With respect to textiles and apparel, these FTAs usually contain a separate textile chapter, which generally provides for reciprocal market access, a yarn-forward rule of origin (with exceptions), a safeguard mechanism, and customs cooperation to guard against transshipment. In 2007, U.S. exports of textiles and apparel to our FTA partners represented 67 percent of total U.S. textile and apparel exports.

Market Access and Compliance-Related Activities

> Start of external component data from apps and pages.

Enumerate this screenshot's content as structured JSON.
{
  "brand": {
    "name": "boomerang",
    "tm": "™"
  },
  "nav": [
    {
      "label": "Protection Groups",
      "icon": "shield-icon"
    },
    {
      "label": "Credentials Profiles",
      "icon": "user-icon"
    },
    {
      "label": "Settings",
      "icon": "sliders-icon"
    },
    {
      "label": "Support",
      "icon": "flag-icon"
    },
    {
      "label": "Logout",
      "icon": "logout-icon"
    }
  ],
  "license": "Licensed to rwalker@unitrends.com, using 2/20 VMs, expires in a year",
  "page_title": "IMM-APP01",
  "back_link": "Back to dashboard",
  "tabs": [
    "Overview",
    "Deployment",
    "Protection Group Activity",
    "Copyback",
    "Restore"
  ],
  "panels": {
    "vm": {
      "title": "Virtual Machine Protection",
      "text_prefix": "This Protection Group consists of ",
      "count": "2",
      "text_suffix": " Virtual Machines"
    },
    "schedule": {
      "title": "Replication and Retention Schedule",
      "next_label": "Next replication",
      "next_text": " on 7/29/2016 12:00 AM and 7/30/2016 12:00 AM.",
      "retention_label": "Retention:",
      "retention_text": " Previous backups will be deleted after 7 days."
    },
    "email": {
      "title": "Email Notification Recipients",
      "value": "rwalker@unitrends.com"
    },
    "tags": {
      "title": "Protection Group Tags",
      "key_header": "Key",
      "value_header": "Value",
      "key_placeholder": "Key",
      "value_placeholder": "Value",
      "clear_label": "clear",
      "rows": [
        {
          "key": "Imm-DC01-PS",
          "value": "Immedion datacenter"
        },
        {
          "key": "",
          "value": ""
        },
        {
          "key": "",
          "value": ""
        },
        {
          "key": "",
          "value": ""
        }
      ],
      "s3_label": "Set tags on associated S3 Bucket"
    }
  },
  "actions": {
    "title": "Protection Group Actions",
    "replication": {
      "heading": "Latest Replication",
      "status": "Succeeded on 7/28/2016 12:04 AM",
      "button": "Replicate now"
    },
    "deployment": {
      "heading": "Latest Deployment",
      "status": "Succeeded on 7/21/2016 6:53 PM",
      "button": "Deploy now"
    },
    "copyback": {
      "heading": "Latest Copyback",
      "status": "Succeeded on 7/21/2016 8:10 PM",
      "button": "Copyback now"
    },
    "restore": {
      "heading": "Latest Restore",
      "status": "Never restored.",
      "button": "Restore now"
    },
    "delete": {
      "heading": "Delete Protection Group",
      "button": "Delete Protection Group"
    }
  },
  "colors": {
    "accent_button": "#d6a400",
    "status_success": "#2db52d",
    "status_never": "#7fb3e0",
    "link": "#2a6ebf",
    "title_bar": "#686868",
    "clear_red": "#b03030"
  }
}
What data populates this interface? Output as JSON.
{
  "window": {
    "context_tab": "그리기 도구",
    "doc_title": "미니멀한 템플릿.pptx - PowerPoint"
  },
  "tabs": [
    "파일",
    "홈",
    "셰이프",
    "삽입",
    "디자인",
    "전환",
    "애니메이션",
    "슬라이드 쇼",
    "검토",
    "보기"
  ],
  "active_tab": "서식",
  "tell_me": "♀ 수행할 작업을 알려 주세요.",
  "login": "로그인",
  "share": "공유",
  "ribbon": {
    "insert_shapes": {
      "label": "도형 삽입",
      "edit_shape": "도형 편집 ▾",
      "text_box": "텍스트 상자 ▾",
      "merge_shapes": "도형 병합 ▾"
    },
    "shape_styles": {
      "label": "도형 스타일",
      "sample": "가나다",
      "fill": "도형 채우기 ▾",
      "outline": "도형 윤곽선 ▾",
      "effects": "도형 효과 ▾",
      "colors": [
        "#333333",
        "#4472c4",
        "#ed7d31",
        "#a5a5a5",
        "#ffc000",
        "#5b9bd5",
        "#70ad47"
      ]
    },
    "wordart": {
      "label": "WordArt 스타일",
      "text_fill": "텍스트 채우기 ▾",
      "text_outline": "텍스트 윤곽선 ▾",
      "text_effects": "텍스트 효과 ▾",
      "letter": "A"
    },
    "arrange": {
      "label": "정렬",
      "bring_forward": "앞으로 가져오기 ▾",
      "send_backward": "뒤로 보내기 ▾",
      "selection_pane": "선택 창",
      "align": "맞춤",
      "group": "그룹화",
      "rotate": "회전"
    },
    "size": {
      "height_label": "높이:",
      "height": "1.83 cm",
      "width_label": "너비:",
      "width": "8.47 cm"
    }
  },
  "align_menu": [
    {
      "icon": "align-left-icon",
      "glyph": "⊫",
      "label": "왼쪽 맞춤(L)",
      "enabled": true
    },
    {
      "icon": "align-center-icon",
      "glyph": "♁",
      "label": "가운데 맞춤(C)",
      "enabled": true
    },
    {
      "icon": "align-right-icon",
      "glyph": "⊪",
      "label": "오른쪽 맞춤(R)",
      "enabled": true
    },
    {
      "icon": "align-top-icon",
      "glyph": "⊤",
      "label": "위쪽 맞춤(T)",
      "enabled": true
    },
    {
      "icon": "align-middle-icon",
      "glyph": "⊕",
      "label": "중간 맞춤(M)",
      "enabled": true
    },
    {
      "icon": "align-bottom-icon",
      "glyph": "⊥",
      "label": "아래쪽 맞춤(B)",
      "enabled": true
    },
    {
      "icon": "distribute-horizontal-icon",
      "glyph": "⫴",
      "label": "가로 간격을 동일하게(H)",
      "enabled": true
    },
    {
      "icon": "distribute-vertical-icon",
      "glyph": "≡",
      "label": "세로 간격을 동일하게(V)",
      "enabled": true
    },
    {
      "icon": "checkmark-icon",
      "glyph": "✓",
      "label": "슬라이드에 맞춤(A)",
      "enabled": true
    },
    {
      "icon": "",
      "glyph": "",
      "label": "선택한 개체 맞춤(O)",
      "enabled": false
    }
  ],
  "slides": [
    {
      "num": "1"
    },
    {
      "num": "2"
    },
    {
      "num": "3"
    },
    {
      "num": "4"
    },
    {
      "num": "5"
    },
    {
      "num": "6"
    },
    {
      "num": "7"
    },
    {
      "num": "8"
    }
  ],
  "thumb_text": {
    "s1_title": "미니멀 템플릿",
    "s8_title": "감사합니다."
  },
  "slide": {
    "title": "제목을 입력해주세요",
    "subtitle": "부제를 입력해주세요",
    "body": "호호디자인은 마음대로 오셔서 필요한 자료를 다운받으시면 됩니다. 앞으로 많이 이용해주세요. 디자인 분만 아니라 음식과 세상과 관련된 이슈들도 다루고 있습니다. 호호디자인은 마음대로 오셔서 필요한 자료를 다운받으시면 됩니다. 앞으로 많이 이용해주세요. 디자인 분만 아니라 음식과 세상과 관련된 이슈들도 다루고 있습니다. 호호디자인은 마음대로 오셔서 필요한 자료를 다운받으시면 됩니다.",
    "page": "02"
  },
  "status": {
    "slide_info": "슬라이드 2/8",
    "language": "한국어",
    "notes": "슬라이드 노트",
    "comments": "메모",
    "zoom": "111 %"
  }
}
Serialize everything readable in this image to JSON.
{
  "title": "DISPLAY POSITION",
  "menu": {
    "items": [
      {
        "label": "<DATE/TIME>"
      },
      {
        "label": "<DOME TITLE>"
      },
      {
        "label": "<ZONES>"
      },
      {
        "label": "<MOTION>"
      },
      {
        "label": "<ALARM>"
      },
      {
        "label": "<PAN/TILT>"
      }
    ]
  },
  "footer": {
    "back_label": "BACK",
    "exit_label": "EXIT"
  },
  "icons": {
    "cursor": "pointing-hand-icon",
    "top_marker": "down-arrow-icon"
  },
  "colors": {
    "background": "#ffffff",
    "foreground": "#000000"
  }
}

In order to maintain U.S. textile and apparel competitiveness in global markets and to ensure access to world markets for American companies and workers so they can compete on a level playing field, OTEXA conducts research into U.S. access to foreign markets, reviews potential barriers to compliance with WTO and international trade agreement commitments and access for U.S. products, and initiates textile-specific market access and compliance cases. OTEXA develops plans to collaborate with U.S. industry on identifying and addressing trade problems affecting the U.S. textile and apparel industries. OTEXA provides information on foreign import requirements by country for the textile and apparel sectors, including product standards, labeling, tariffs, taxes, and import documentation. We also monitor foreign subsidies practices affecting the U.S. textile and apparel sectors. We evaluate compliance with WTO subsidies commitments and consult with foreign governments regarding subsidies practices.

OTEXA Export Services

OTEXA is a one-stop source for exporting all types of U.S.-made textiles and apparel. OTEXA maintains a multifaceted export program that responds to the interests and concerns of the industry; encourages, supports and facilitates export sales of U.S.-made textiles and apparel in key overseas markets; and provides information on how to take advantage of the preferential benefits of free trade agreements. Our program includes export counseling, seminars on a variety of export-related topics, market research designed to identify key export opportunities, matchmaking, and facilitation of participation in trade missions and major international trade events.

Visit the OTEXA Web site at www.otexa.ita.doc.gov for additional information.

1Algeria, Bahrain, Egypt, Iran, Iraq, Israel, Jordan, Kuwait, Lebanon, Libya, Morocco, Oman, Qatar, Saudi Arabia, Syria, Tunisia, United Arab Emirates, and Yemen.